(Assigned task)
Whenever the string "title" turns up in a line below, that line should be copied.

<<<<

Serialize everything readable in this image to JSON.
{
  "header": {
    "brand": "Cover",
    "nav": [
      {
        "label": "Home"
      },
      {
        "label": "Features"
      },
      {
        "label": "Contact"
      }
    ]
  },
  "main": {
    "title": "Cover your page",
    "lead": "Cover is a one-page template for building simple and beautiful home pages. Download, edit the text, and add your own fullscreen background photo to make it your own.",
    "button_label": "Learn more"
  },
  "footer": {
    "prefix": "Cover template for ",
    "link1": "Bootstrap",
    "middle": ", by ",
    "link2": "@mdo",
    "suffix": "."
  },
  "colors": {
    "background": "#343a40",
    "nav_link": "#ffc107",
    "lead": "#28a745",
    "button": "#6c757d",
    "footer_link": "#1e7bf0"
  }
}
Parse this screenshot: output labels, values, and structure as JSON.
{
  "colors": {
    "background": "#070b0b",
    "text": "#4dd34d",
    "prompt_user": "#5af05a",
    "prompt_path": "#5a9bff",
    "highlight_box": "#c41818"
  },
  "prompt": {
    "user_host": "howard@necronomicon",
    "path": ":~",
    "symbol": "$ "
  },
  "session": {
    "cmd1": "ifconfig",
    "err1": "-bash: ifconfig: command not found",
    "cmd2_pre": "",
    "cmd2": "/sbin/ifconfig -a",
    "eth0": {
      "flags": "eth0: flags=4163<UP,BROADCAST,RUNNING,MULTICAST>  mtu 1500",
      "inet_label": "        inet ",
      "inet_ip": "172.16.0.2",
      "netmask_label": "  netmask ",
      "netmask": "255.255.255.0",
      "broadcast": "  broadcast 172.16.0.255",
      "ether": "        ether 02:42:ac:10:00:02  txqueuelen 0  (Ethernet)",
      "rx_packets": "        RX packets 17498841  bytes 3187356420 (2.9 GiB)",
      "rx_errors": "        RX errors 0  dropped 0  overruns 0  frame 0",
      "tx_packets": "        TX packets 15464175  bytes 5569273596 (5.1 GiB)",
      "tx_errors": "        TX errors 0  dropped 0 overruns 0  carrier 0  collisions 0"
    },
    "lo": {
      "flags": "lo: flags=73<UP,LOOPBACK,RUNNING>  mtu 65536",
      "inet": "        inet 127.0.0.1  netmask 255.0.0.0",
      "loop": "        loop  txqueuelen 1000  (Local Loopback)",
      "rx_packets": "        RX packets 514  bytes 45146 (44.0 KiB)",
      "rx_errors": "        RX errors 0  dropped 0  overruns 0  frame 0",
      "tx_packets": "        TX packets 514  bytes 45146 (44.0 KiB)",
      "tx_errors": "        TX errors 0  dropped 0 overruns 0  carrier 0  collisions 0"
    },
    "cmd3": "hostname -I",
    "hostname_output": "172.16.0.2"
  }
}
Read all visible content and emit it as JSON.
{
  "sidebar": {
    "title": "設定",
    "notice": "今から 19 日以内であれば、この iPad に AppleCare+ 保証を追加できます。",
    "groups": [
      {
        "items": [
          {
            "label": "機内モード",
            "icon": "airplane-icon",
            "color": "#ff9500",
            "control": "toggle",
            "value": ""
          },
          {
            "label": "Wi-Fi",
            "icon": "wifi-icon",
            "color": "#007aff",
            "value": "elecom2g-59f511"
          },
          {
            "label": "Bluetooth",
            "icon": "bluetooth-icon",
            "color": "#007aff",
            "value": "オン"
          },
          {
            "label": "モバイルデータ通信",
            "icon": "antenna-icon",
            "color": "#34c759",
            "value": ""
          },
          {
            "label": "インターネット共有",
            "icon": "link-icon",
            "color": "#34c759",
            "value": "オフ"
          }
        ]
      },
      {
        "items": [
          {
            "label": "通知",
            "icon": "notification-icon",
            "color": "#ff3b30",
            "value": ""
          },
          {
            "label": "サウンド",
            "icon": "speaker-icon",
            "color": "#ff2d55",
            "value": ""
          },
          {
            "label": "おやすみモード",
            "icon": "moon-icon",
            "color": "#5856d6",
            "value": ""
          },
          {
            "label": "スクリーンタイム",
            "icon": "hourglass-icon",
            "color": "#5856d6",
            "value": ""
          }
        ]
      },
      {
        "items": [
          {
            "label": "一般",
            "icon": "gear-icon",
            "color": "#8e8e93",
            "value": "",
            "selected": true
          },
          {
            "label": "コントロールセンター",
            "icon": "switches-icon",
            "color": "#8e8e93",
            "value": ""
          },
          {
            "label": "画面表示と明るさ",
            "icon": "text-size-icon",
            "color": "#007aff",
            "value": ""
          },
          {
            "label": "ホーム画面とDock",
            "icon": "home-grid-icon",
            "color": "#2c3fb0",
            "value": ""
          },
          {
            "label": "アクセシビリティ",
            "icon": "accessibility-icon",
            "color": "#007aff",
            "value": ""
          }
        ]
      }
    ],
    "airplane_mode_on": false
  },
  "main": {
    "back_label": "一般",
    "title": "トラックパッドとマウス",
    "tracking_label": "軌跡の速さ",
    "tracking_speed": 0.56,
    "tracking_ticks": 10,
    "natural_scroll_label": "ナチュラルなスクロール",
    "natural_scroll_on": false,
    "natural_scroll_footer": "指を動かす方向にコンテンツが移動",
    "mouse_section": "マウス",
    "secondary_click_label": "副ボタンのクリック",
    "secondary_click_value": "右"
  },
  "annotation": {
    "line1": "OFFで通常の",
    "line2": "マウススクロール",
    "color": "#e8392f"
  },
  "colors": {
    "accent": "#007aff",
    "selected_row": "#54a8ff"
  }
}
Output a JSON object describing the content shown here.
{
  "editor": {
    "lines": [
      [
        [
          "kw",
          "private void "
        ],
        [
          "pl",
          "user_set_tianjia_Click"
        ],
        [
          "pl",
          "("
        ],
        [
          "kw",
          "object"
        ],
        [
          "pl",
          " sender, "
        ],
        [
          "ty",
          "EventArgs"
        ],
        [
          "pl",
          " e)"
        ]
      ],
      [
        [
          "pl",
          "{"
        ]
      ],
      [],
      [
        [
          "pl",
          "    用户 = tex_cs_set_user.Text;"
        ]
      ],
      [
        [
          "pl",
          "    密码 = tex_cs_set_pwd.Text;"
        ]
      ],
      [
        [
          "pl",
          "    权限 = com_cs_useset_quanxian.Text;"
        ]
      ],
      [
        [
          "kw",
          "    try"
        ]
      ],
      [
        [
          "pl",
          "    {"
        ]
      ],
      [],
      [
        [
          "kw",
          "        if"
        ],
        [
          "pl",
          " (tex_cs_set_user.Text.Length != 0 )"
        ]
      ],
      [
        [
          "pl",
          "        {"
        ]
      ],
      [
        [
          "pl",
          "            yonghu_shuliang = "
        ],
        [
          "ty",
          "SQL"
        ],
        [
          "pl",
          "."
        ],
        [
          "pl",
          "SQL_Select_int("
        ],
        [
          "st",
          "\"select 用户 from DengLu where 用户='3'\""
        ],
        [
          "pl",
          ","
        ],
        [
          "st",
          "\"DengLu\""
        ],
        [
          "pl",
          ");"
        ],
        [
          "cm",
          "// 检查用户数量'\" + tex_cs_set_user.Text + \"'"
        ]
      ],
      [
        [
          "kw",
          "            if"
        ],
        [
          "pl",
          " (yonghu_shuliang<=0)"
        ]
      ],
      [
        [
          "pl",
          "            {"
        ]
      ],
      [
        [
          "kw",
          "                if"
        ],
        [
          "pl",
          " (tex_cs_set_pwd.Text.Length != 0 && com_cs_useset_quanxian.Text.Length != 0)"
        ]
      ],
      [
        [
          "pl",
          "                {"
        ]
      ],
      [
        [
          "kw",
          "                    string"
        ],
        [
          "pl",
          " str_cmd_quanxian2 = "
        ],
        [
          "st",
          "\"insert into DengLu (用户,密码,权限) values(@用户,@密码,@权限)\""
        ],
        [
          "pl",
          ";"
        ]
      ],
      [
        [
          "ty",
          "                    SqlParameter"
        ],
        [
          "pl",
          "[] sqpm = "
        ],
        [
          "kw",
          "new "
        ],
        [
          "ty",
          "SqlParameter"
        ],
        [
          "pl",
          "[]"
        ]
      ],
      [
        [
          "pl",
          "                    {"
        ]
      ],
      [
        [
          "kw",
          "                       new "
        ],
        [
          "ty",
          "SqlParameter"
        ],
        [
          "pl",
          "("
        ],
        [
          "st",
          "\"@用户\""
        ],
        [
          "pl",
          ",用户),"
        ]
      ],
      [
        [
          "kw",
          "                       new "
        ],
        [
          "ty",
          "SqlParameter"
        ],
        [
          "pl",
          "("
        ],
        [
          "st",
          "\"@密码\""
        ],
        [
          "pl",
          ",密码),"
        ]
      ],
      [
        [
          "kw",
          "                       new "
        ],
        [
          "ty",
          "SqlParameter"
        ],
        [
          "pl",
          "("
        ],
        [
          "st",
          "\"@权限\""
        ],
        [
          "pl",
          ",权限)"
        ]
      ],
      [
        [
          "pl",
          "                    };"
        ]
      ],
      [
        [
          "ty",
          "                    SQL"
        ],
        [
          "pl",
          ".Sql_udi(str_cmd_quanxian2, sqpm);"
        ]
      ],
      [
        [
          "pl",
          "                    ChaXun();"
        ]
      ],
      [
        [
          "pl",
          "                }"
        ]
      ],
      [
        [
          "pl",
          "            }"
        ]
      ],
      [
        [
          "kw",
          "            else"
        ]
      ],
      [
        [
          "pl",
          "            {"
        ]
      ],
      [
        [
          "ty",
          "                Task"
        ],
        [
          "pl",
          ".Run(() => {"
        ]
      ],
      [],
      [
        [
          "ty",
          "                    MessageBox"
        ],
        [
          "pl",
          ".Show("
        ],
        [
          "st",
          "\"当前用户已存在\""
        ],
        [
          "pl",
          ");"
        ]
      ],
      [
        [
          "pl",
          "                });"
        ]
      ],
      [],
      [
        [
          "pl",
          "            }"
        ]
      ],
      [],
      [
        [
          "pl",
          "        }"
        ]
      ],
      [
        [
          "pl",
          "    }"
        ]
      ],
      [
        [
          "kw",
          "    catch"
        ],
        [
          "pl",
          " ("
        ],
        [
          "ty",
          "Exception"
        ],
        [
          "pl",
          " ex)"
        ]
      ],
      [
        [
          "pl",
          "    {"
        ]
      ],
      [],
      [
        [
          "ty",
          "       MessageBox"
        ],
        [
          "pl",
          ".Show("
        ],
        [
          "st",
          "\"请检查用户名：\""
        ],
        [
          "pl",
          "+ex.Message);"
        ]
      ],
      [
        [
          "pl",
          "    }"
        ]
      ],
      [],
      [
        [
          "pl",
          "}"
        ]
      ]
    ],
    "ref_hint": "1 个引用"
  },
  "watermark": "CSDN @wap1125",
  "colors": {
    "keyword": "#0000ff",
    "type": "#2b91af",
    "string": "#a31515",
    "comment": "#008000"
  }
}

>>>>

(Exercise output)
    "title": "Cover your page",
    "title": "設定",
    "title": "トラックパッドとマウス",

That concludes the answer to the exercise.